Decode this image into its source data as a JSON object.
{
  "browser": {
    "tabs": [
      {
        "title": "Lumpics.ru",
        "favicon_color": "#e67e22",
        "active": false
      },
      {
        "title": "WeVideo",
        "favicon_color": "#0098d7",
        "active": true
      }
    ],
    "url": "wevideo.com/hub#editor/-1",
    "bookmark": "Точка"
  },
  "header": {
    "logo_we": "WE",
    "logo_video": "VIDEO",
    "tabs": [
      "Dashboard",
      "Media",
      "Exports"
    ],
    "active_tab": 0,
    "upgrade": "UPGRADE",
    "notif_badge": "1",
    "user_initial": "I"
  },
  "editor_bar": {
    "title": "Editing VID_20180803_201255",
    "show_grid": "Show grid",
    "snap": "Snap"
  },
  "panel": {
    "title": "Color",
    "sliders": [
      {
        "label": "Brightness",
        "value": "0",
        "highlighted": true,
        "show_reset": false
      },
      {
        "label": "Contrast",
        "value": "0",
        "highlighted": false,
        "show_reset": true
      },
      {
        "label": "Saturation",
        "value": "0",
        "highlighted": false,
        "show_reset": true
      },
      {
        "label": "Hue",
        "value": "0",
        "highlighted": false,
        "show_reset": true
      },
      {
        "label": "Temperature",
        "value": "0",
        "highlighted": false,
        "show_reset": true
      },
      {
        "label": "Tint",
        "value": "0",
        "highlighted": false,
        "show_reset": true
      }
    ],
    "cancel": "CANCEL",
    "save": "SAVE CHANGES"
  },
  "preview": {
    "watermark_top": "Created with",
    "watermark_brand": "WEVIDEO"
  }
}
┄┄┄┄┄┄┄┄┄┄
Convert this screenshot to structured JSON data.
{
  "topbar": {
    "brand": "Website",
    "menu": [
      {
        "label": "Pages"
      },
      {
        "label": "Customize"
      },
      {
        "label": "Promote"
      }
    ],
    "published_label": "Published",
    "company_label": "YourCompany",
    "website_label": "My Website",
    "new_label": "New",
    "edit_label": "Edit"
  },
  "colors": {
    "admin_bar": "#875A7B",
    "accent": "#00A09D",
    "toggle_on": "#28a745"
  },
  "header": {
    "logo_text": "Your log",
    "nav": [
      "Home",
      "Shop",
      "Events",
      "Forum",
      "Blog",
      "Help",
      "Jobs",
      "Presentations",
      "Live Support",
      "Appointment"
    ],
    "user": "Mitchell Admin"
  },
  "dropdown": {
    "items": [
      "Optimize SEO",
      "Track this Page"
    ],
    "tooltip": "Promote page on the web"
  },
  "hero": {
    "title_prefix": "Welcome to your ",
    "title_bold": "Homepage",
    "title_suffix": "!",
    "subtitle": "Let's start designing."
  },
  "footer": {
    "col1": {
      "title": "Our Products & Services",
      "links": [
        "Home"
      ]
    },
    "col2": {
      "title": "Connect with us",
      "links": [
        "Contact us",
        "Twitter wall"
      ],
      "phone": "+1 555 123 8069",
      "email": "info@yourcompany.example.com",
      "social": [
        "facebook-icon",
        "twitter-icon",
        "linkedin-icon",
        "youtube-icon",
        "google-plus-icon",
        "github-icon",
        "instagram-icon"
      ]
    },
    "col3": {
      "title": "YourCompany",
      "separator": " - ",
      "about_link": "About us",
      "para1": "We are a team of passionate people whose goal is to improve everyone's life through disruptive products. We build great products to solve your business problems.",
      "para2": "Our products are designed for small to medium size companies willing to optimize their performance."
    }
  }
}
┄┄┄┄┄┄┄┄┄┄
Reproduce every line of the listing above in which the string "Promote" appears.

Exercise result –
        "label": "Promote"
    "tooltip": "Promote page on the web"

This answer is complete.